= Exercise requirements =
For each line of the data below that holds "this", copy the line.

Data records for software interfaces:
########

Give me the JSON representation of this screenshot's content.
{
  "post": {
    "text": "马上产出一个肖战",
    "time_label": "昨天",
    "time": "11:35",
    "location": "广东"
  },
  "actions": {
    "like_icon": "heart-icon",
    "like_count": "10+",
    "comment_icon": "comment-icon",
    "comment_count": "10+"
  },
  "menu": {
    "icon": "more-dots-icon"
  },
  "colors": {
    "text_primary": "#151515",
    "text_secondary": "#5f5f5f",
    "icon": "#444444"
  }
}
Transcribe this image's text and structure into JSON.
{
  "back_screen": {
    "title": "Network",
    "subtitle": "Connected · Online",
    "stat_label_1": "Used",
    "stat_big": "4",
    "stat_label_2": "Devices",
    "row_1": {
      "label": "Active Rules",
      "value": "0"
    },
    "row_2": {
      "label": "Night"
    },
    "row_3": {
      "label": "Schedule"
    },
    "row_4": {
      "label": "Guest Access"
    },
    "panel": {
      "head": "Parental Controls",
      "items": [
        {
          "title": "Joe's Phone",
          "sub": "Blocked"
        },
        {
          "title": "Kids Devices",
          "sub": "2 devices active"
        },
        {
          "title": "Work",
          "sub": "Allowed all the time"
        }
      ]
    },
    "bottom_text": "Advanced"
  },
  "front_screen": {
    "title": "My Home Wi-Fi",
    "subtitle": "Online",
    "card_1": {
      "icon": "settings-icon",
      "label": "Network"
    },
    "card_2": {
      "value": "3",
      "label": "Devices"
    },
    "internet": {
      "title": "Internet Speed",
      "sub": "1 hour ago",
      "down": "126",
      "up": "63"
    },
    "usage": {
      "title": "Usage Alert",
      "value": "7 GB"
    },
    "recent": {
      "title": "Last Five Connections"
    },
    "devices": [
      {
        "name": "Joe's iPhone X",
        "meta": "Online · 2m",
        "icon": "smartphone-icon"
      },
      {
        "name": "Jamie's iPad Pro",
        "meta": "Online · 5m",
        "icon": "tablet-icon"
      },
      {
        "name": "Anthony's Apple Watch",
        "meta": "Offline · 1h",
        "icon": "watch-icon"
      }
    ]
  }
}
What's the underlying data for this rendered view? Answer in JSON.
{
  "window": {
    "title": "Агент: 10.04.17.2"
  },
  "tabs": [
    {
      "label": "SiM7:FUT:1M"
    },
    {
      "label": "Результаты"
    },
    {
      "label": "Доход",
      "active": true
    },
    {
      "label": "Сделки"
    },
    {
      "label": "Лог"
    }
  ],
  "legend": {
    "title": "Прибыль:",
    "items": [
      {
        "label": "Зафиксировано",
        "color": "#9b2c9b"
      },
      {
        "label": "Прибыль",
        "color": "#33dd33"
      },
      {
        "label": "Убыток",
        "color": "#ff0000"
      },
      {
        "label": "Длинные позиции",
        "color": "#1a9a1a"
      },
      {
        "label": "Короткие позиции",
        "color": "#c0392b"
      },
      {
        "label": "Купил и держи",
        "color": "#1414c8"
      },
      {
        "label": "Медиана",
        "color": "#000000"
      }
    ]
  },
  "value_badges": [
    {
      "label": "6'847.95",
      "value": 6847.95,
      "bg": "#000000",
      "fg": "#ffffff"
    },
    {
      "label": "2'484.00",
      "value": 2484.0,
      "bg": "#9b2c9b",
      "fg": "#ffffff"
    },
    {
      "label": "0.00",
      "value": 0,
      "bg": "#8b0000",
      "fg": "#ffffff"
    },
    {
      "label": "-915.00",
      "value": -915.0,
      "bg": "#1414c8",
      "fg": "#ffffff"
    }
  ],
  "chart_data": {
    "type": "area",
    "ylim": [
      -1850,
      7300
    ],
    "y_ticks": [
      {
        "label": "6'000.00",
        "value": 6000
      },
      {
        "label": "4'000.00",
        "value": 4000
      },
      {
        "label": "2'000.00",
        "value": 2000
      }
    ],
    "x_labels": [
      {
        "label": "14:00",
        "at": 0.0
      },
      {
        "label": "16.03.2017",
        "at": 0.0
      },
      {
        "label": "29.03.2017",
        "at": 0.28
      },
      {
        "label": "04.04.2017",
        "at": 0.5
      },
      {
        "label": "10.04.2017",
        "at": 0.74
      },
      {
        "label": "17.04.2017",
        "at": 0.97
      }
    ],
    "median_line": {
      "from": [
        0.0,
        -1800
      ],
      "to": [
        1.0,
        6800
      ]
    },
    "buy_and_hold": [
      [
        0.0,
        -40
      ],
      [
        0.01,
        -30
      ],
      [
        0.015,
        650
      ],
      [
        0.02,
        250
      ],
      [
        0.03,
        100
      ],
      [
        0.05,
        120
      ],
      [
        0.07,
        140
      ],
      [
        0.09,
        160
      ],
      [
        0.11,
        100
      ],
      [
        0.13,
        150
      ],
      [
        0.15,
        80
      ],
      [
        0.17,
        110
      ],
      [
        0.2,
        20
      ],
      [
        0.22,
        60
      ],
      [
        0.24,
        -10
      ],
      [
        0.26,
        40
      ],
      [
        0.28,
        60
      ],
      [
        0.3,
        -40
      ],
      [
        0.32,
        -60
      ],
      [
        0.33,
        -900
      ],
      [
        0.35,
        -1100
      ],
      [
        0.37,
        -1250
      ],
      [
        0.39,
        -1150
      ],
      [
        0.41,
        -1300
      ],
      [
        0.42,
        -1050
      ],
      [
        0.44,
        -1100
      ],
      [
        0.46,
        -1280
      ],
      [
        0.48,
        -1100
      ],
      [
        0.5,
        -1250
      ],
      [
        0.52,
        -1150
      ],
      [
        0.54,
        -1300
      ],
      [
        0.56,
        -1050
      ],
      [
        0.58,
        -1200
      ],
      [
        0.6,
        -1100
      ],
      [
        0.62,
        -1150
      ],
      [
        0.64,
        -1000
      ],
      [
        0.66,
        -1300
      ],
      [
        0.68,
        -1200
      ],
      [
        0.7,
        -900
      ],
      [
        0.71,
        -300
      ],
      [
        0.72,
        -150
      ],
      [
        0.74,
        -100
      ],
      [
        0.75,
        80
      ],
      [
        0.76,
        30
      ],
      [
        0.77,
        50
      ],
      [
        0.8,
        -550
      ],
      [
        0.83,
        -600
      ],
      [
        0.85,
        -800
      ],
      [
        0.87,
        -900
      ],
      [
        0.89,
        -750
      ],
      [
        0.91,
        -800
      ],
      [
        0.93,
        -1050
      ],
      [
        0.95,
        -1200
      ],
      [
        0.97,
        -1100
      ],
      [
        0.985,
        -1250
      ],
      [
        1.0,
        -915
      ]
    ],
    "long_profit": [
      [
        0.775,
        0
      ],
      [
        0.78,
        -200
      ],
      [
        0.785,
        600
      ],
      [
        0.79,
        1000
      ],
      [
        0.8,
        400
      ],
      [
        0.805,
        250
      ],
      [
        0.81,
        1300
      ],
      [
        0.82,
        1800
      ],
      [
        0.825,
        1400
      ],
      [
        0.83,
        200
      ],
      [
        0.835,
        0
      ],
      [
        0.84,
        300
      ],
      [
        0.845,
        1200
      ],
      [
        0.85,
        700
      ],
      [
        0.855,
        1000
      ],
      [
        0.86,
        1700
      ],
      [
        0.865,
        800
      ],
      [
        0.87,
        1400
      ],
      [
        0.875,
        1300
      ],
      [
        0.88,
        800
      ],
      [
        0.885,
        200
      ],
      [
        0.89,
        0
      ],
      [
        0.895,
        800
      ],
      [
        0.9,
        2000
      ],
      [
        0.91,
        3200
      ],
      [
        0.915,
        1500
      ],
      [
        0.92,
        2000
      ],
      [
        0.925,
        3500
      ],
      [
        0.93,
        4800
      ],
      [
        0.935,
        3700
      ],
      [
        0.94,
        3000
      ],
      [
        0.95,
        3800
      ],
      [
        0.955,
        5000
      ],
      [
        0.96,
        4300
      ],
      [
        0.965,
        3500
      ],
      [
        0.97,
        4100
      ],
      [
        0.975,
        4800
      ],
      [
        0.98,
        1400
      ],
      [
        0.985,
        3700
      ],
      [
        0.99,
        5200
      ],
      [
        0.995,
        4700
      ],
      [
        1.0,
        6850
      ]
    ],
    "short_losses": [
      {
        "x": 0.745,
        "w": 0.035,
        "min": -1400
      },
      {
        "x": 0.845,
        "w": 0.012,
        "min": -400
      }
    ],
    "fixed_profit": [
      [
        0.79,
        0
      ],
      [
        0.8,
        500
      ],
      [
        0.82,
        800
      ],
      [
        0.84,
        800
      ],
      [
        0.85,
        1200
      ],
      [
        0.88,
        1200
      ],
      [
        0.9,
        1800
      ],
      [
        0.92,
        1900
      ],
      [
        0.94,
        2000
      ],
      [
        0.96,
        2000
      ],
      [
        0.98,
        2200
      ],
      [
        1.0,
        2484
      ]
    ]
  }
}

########

= Solution to the exercise =
Give me the JSON representation of this screenshot's content.
Transcribe this image's text and structure into JSON.
What's the underlying data for this rendered view? Answer in JSON.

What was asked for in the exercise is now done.